What this task involves - The expected output is every entry below, exact in every character.
[Start of section]
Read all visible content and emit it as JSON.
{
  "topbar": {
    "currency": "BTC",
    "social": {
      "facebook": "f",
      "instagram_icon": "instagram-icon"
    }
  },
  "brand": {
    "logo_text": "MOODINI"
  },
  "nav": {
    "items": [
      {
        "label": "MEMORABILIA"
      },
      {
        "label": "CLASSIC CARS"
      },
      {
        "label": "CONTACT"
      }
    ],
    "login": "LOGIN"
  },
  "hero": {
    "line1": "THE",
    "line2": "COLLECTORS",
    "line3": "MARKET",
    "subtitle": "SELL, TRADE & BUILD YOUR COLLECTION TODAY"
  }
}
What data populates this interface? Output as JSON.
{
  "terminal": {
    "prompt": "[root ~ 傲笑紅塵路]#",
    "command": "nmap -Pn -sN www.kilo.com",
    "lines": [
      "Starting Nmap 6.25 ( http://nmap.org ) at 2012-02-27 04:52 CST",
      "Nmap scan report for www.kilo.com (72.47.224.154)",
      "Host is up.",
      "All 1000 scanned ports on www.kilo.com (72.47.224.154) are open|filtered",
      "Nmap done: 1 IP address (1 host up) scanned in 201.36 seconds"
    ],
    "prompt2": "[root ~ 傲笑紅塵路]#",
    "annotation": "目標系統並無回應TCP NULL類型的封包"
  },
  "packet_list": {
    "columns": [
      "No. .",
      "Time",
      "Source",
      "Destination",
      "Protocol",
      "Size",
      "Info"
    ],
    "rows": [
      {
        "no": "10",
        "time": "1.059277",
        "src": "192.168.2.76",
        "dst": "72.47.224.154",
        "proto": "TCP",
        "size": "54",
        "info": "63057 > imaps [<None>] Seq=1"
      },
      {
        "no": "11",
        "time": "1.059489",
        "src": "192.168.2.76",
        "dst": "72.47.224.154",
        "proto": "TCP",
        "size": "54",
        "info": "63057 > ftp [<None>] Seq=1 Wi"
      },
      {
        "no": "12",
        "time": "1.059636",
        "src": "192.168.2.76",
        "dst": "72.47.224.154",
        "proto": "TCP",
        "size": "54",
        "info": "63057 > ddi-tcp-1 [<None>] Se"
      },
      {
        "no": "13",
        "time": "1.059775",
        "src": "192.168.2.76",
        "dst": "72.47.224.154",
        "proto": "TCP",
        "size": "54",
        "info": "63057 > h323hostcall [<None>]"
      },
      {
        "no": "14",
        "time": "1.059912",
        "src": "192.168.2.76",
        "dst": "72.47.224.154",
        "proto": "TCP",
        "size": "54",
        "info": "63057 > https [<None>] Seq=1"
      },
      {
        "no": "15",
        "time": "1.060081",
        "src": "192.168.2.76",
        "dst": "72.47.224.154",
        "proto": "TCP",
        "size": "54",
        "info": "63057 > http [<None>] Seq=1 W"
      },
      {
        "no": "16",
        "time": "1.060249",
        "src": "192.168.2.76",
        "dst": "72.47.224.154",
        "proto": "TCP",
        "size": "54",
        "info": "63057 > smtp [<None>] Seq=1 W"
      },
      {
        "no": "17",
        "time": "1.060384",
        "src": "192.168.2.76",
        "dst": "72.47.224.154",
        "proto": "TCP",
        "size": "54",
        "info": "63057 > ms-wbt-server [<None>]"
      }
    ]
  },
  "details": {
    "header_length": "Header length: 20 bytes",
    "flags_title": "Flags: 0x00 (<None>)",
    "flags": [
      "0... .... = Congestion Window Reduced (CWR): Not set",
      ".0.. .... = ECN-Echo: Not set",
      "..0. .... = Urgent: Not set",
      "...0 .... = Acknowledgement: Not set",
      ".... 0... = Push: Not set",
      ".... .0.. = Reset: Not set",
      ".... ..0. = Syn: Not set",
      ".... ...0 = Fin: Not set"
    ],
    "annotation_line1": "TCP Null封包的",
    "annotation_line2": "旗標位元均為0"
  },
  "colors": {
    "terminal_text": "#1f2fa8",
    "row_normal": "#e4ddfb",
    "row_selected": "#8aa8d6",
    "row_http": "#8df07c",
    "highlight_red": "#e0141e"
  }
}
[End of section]
Solved exercise -
Read all visible content and emit it as JSON.
{
  "topbar": {
    "currency": "BTC",
    "social": {
      "facebook": "f",
      "instagram_icon": "instagram-icon"
    }
  },
  "brand": {
    "logo_text": "MOODINI"
  },
  "nav": {
    "items": [
      {
        "label": "MEMORABILIA"
      },
      {
        "label": "CLASSIC CARS"
      },
      {
        "label": "CONTACT"
      }
    ],
    "login": "LOGIN"
  },
  "hero": {
    "line1": "THE",
    "line2": "COLLECTORS",
    "line3": "MARKET",
    "subtitle": "SELL, TRADE & BUILD YOUR COLLECTION TODAY"
  }
}
What data populates this interface? Output as JSON.
{
  "terminal": {
    "prompt": "[root ~ 傲笑紅塵路]#",
    "command": "nmap -Pn -sN www.kilo.com",
    "lines": [
      "Starting Nmap 6.25 ( http://nmap.org ) at 2012-02-27 04:52 CST",
      "Nmap scan report for www.kilo.com (72.47.224.154)",
      "Host is up.",
      "All 1000 scanned ports on www.kilo.com (72.47.224.154) are open|filtered",
      "Nmap done: 1 IP address (1 host up) scanned in 201.36 seconds"
    ],
    "prompt2": "[root ~ 傲笑紅塵路]#",
    "annotation": "目標系統並無回應TCP NULL類型的封包"
  },
  "packet_list": {
    "columns": [
      "No. .",
      "Time",
      "Source",
      "Destination",
      "Protocol",
      "Size",
      "Info"
    ],
    "rows": [
      {
        "no": "10",
        "time": "1.059277",
        "src": "192.168.2.76",
        "dst": "72.47.224.154",
        "proto": "TCP",
        "size": "54",
        "info": "63057 > imaps [<None>] Seq=1"
      },
      {
        "no": "11",
        "time": "1.059489",
        "src": "192.168.2.76",
        "dst": "72.47.224.154",
        "proto": "TCP",
        "size": "54",
        "info": "63057 > ftp [<None>] Seq=1 Wi"
      },
      {
        "no": "12",
        "time": "1.059636",
        "src": "192.168.2.76",
        "dst": "72.47.224.154",
        "proto": "TCP",
        "size": "54",
        "info": "63057 > ddi-tcp-1 [<None>] Se"
      },
      {
        "no": "13",
        "time": "1.059775",
        "src": "192.168.2.76",
        "dst": "72.47.224.154",
        "proto": "TCP",
        "size": "54",
        "info": "63057 > h323hostcall [<None>]"
      },
      {
        "no": "14",
        "time": "1.059912",
        "src": "192.168.2.76",
        "dst": "72.47.224.154",
        "proto": "TCP",
        "size": "54",
        "info": "63057 > https [<None>] Seq=1"
      },
      {
        "no": "15",
        "time": "1.060081",
        "src": "192.168.2.76",
        "dst": "72.47.224.154",
        "proto": "TCP",
        "size": "54",
        "info": "63057 > http [<None>] Seq=1 W"
      },
      {
        "no": "16",
        "time": "1.060249",
        "src": "192.168.2.76",
        "dst": "72.47.224.154",
        "proto": "TCP",
        "size": "54",
        "info": "63057 > smtp [<None>] Seq=1 W"
      },
      {
        "no": "17",
        "time": "1.060384",
        "src": "192.168.2.76",
        "dst": "72.47.224.154",
        "proto": "TCP",
        "size": "54",
        "info": "63057 > ms-wbt-server [<None>]"
      }
    ]
  },
  "details": {
    "header_length": "Header length: 20 bytes",
    "flags_title": "Flags: 0x00 (<None>)",
    "flags": [
      "0... .... = Congestion Window Reduced (CWR): Not set",
      ".0.. .... = ECN-Echo: Not set",
      "..0. .... = Urgent: Not set",
      "...0 .... = Acknowledgement: Not set",
      ".... 0... = Push: Not set",
      ".... .0.. = Reset: Not set",
      ".... ..0. = Syn: Not set",
      ".... ...0 = Fin: Not set"
    ],
    "annotation_line1": "TCP Null封包的",
    "annotation_line2": "旗標位元均為0"
  },
  "colors": {
    "terminal_text": "#1f2fa8",
    "row_normal": "#e4ddfb",
    "row_selected": "#8aa8d6",
    "row_http": "#8df07c",
    "highlight_red": "#e0141e"
  }
}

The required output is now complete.